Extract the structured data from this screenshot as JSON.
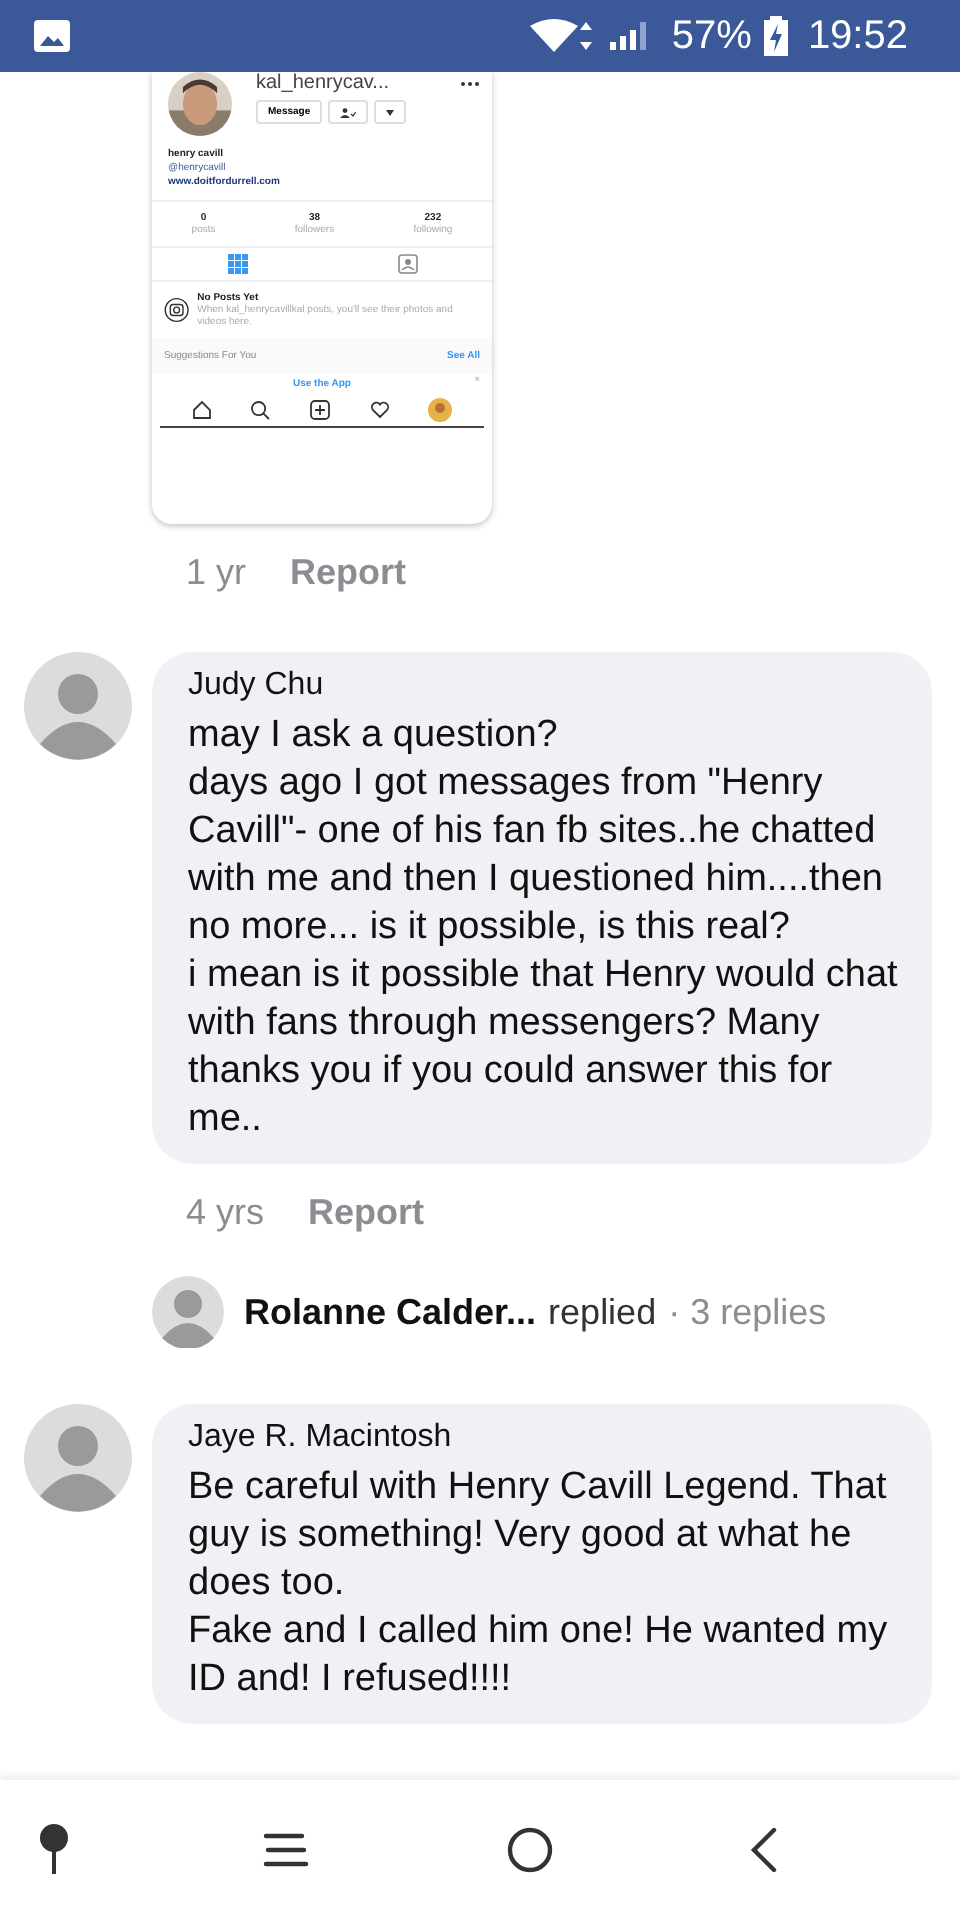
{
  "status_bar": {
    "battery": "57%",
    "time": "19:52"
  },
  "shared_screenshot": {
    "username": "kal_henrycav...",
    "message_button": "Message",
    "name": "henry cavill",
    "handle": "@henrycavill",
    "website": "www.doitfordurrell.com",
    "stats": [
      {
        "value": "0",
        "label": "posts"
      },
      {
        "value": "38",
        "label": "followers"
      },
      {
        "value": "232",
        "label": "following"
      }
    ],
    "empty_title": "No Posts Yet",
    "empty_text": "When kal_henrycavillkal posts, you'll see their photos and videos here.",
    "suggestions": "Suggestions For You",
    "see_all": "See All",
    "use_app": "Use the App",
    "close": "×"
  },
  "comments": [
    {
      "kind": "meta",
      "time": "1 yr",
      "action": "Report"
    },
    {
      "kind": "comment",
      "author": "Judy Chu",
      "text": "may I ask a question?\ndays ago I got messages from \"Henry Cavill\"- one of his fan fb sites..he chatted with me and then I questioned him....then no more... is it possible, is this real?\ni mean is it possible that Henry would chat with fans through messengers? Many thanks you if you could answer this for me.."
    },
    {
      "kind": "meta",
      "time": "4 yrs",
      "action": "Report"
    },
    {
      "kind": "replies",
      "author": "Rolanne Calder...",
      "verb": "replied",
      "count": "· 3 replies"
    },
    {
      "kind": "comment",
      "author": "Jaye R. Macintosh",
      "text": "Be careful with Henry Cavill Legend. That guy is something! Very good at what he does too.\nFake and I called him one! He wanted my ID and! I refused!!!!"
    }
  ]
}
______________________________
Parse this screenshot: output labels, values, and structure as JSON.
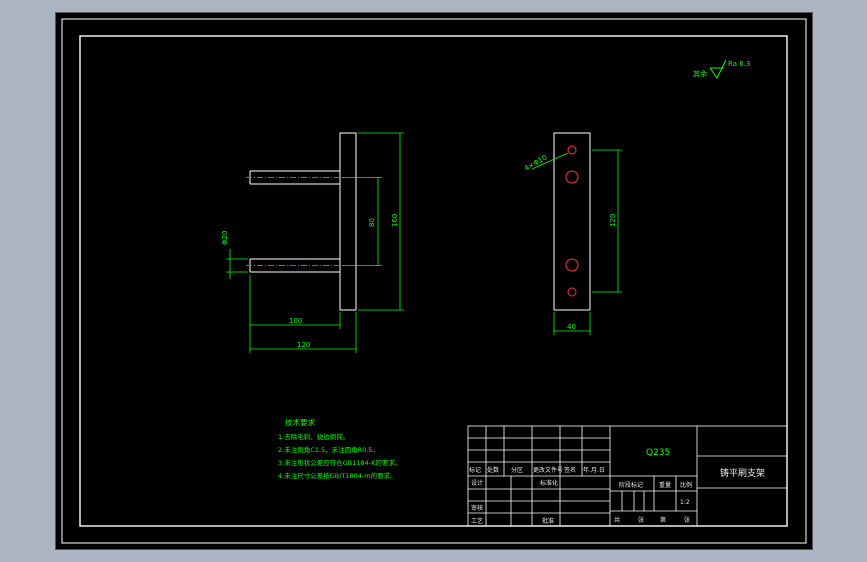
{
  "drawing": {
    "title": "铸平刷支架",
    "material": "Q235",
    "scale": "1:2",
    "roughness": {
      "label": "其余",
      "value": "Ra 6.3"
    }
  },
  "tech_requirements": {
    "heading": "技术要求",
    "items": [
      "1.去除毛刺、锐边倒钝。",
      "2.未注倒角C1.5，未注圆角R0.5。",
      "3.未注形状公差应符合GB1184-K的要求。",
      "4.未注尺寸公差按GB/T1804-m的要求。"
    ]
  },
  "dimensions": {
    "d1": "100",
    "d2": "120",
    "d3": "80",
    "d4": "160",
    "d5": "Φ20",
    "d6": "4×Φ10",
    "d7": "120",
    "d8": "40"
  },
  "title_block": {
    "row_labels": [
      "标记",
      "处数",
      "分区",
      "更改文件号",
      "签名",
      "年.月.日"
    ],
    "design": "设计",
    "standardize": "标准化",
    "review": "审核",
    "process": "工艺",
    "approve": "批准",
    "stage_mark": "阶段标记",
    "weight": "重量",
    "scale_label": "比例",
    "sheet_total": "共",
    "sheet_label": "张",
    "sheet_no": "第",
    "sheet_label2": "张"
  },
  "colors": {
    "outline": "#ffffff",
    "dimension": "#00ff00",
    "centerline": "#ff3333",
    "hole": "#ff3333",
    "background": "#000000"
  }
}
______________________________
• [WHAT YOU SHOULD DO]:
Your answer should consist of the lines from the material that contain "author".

• [COMPLETED EXERCISE]:
      "author": "Judy Chu",
      "author": "Rolanne Calder...",
      "author": "Jaye R. Macintosh",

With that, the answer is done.